Element data from apps and pages
━━━━━━━━━━━━━━━━

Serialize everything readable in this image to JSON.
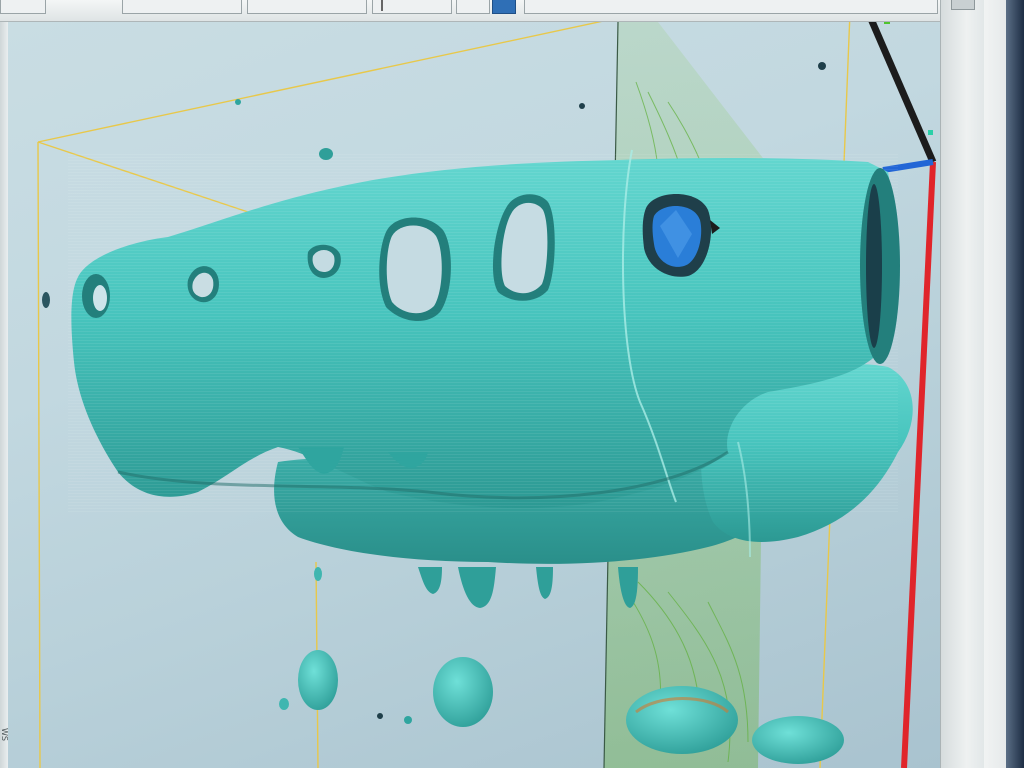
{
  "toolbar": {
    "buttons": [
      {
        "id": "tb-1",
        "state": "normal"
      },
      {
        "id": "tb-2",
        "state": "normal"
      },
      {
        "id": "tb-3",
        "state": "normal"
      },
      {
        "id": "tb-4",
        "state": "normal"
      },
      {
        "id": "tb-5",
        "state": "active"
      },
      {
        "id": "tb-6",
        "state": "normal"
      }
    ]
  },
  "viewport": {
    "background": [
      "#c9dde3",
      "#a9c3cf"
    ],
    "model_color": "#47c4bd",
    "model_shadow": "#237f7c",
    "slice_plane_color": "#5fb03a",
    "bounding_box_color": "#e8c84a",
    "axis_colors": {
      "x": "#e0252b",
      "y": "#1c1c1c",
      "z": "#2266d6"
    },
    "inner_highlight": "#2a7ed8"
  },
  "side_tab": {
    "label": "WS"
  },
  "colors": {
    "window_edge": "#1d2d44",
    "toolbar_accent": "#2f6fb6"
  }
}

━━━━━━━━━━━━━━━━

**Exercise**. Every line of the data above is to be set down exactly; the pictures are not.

**Response area**.
Serialize everything readable in this image to JSON.
{
  "toolbar": {
    "buttons": [
      {
        "id": "tb-1",
        "state": "normal"
      },
      {
        "id": "tb-2",
        "state": "normal"
      },
      {
        "id": "tb-3",
        "state": "normal"
      },
      {
        "id": "tb-4",
        "state": "normal"
      },
      {
        "id": "tb-5",
        "state": "active"
      },
      {
        "id": "tb-6",
        "state": "normal"
      }
    ]
  },
  "viewport": {
    "background": [
      "#c9dde3",
      "#a9c3cf"
    ],
    "model_color": "#47c4bd",
    "model_shadow": "#237f7c",
    "slice_plane_color": "#5fb03a",
    "bounding_box_color": "#e8c84a",
    "axis_colors": {
      "x": "#e0252b",
      "y": "#1c1c1c",
      "z": "#2266d6"
    },
    "inner_highlight": "#2a7ed8"
  },
  "side_tab": {
    "label": "WS"
  },
  "colors": {
    "window_edge": "#1d2d44",
    "toolbar_accent": "#2f6fb6"
  }
}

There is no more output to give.